All lines that hold the string "JSON" should be copied. Find them in the listing below.

BEGIN Task inputs

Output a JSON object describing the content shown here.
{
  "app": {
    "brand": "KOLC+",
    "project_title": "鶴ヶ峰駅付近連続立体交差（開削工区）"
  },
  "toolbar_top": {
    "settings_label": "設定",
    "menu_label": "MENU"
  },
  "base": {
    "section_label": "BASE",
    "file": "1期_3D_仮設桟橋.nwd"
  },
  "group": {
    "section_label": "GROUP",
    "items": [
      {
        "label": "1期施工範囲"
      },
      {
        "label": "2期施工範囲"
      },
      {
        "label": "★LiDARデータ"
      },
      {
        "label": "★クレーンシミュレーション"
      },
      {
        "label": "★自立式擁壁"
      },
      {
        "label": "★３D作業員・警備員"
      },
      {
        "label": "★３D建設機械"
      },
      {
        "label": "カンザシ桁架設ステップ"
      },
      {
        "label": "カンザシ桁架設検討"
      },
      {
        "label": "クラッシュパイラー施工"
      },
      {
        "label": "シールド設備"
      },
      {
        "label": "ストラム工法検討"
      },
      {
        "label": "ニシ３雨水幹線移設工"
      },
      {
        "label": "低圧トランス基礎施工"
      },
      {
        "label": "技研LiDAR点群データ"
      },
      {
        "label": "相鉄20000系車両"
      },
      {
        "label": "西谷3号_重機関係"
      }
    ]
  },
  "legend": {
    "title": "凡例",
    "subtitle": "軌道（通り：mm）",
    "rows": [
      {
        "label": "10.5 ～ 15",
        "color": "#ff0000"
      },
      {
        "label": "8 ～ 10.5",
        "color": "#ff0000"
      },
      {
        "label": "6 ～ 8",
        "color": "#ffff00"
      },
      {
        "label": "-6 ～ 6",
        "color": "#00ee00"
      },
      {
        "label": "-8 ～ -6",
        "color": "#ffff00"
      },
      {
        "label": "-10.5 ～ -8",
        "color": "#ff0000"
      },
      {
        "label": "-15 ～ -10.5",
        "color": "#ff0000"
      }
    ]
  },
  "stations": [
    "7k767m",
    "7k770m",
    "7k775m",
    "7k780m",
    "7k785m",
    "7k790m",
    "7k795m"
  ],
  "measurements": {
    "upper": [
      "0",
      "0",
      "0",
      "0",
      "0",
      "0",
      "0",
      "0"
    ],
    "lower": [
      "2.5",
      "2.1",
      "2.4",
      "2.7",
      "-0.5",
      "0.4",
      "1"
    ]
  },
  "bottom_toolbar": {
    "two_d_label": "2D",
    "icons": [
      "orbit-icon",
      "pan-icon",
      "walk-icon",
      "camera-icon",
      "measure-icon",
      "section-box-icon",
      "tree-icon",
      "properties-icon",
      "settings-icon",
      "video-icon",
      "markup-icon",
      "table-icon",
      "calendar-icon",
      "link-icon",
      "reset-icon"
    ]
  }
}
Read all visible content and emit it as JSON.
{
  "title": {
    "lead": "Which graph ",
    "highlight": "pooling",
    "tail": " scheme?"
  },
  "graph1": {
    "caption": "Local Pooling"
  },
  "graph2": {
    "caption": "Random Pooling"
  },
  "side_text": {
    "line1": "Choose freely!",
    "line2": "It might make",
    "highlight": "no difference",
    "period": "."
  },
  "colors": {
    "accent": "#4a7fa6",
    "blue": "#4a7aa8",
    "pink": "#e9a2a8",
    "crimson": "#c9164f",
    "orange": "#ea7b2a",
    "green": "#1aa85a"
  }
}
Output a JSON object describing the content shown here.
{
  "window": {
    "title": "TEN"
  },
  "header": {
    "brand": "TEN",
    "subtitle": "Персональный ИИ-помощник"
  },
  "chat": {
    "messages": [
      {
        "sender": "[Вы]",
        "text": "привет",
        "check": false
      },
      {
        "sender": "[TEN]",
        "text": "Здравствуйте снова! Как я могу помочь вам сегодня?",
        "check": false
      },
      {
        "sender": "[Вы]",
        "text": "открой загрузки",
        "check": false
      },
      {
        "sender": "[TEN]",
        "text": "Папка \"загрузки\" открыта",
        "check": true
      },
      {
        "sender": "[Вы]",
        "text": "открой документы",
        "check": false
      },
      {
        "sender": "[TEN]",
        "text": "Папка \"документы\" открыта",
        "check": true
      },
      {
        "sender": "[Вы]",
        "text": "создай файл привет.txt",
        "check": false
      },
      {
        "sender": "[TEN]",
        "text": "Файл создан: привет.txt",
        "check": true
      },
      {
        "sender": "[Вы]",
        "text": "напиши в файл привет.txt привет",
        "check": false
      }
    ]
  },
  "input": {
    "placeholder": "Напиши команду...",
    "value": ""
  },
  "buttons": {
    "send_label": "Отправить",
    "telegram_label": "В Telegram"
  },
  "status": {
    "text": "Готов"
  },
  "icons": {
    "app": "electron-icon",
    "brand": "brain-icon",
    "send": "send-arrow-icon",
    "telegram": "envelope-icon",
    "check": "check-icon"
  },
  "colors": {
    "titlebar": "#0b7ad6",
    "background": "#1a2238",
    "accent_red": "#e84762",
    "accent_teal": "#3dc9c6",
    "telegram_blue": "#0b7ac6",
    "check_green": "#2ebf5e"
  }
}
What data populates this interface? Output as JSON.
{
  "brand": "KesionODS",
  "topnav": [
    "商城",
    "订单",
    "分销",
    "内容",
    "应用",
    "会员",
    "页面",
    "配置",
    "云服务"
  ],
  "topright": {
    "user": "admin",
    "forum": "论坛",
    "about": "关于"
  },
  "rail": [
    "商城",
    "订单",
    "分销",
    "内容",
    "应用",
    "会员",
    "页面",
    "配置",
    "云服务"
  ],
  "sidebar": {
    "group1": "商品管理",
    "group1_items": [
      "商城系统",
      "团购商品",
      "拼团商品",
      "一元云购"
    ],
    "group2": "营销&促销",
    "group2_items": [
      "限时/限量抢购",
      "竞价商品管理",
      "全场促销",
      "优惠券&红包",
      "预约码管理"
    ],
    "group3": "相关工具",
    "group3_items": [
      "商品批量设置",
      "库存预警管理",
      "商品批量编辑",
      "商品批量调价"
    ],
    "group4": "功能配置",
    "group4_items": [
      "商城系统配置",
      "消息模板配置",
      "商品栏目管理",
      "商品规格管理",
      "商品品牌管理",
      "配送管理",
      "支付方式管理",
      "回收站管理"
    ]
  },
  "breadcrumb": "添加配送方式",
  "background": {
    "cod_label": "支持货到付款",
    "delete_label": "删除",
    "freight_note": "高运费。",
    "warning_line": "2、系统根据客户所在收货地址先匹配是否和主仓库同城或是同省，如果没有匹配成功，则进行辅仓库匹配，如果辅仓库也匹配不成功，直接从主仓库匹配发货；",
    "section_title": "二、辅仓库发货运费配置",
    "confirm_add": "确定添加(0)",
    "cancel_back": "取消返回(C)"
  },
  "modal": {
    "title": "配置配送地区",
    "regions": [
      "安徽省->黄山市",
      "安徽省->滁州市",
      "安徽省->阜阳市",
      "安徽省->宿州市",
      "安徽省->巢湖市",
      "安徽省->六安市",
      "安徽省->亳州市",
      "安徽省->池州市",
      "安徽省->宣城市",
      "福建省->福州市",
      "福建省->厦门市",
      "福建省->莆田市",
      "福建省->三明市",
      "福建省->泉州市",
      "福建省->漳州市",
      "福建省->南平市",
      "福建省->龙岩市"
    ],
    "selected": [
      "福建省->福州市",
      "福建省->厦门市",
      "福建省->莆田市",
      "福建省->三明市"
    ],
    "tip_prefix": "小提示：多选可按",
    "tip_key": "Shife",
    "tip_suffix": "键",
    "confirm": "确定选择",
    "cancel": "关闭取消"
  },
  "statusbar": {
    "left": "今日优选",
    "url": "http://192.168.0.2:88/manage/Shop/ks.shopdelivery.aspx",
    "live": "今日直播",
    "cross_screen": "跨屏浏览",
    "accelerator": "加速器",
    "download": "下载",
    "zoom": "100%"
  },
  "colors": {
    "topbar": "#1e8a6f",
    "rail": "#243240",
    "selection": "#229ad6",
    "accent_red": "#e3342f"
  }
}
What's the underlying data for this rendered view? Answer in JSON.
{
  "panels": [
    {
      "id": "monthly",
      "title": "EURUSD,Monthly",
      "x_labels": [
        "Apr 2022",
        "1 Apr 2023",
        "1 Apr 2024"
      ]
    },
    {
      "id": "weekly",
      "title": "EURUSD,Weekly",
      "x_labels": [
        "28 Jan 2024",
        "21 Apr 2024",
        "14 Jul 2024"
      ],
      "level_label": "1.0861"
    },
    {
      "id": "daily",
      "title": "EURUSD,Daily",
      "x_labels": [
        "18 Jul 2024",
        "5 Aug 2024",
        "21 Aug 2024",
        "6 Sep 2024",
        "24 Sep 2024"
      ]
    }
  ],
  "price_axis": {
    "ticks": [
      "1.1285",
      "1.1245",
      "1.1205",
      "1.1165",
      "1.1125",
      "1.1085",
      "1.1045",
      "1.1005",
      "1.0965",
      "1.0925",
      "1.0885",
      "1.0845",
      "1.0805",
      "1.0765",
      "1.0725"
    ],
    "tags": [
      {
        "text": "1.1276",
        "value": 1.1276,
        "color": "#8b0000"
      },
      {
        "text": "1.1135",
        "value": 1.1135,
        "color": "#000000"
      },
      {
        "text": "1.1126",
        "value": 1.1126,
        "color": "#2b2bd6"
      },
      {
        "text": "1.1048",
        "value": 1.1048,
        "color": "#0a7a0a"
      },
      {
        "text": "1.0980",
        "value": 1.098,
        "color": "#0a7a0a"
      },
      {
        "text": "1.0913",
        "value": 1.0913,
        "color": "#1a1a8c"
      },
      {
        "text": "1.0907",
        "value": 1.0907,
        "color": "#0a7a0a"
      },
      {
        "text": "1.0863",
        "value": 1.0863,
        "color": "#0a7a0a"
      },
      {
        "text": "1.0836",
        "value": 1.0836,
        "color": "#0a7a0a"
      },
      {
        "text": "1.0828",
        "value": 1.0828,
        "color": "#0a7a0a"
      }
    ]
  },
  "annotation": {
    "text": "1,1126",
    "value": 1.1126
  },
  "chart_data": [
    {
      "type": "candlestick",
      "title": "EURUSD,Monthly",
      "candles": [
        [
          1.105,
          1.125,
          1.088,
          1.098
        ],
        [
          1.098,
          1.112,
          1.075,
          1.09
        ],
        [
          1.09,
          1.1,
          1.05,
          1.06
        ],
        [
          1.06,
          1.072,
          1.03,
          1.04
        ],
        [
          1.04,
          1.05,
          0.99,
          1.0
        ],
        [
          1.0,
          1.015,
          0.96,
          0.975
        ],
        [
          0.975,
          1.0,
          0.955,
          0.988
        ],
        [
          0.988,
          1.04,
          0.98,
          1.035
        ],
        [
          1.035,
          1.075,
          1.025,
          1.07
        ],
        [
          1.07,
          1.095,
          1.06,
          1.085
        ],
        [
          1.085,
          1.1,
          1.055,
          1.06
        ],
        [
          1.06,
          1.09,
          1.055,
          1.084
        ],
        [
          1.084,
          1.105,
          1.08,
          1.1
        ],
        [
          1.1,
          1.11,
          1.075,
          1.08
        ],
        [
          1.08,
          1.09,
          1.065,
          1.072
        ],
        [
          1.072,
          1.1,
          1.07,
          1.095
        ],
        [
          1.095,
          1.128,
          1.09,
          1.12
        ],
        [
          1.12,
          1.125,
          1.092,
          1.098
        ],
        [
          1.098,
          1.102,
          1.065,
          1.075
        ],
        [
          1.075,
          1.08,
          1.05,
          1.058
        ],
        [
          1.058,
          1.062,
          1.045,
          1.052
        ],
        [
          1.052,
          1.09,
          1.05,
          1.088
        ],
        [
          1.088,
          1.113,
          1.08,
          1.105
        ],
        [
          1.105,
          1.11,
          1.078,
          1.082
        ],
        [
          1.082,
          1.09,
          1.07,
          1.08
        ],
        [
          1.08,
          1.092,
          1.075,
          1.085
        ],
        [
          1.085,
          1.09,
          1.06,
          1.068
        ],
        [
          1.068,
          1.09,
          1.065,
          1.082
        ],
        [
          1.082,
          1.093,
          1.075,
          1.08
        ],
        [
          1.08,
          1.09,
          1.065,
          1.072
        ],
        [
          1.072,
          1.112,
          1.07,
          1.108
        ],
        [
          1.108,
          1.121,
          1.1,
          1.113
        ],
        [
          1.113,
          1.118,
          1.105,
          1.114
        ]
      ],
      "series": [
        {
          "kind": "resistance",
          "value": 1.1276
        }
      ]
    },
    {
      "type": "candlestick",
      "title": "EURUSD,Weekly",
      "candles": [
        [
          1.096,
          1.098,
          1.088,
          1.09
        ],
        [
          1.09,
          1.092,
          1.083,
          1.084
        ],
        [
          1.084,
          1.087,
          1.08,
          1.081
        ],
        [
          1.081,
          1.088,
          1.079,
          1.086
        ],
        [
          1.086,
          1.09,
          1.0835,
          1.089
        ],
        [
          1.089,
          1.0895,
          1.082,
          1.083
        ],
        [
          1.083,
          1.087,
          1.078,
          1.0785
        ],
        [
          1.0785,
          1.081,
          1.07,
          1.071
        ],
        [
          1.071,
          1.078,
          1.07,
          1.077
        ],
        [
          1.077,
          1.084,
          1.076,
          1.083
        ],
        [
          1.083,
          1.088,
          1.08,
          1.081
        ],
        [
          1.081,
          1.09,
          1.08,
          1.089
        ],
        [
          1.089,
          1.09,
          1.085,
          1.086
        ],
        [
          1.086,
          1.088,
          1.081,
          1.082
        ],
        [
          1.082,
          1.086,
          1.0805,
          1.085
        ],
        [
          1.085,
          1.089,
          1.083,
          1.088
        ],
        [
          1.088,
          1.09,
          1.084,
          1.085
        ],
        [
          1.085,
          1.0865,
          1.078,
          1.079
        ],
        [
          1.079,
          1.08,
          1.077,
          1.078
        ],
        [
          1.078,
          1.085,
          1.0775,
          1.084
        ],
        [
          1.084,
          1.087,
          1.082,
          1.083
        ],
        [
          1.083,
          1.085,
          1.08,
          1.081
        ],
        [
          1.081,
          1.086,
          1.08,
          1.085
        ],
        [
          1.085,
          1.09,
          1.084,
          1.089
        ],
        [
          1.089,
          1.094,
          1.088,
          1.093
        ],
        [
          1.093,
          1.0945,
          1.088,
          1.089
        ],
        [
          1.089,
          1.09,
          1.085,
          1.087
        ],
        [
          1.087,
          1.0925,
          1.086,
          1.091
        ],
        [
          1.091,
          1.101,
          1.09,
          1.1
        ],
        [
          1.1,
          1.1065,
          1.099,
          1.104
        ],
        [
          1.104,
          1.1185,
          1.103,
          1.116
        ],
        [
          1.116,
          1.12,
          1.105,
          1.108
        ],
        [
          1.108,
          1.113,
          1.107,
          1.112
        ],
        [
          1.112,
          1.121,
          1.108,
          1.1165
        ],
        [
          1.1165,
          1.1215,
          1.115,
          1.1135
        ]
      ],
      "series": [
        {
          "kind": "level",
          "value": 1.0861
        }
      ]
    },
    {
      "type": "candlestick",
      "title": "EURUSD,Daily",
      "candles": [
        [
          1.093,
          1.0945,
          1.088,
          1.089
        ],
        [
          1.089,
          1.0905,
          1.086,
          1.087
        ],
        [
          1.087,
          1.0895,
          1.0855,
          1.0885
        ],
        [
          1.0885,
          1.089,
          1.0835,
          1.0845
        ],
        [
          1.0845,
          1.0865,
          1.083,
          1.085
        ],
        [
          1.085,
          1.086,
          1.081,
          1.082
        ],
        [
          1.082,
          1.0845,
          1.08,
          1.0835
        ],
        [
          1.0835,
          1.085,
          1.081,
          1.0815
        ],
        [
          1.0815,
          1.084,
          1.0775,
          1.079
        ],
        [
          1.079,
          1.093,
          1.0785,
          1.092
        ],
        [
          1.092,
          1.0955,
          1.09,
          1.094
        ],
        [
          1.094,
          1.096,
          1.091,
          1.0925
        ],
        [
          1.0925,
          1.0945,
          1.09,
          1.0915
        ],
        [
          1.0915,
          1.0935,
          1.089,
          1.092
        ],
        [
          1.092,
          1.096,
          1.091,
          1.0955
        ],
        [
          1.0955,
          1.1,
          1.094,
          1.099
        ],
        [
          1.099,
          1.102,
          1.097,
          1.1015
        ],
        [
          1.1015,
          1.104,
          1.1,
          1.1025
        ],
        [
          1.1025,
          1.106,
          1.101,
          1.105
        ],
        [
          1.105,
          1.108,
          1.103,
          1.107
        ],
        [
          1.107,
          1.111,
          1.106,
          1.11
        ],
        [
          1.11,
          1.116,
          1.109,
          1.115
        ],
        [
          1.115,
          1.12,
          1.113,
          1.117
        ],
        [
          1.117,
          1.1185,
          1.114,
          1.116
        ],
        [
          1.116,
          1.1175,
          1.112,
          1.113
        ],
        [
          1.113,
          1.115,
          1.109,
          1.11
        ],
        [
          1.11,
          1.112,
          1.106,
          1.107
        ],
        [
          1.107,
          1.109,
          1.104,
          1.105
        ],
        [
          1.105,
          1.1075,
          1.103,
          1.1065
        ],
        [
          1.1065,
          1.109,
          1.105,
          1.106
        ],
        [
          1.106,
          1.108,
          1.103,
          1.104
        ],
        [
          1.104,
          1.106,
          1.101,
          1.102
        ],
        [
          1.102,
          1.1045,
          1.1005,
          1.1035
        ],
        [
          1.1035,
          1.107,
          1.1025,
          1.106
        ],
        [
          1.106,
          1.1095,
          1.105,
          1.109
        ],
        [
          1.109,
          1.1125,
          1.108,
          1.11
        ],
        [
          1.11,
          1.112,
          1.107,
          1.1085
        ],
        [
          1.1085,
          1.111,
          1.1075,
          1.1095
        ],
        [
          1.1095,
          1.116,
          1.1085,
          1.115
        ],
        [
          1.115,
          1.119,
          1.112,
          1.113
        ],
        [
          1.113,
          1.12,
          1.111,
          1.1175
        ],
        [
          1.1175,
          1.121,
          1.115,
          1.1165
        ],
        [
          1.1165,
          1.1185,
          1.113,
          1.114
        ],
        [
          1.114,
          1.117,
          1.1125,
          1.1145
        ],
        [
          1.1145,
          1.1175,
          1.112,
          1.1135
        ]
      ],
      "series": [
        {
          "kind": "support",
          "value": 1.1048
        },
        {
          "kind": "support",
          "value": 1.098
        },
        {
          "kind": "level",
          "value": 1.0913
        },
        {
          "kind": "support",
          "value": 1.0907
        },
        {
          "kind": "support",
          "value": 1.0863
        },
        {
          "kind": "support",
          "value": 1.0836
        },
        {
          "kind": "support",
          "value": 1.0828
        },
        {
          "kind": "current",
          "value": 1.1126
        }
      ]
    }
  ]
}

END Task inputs

Response to this exercise:
Output a JSON object describing the content shown here.
Read all visible content and emit it as JSON.
Output a JSON object describing the content shown here.
What data populates this interface? Output as JSON.
What's the underlying data for this rendered view? Answer in JSON.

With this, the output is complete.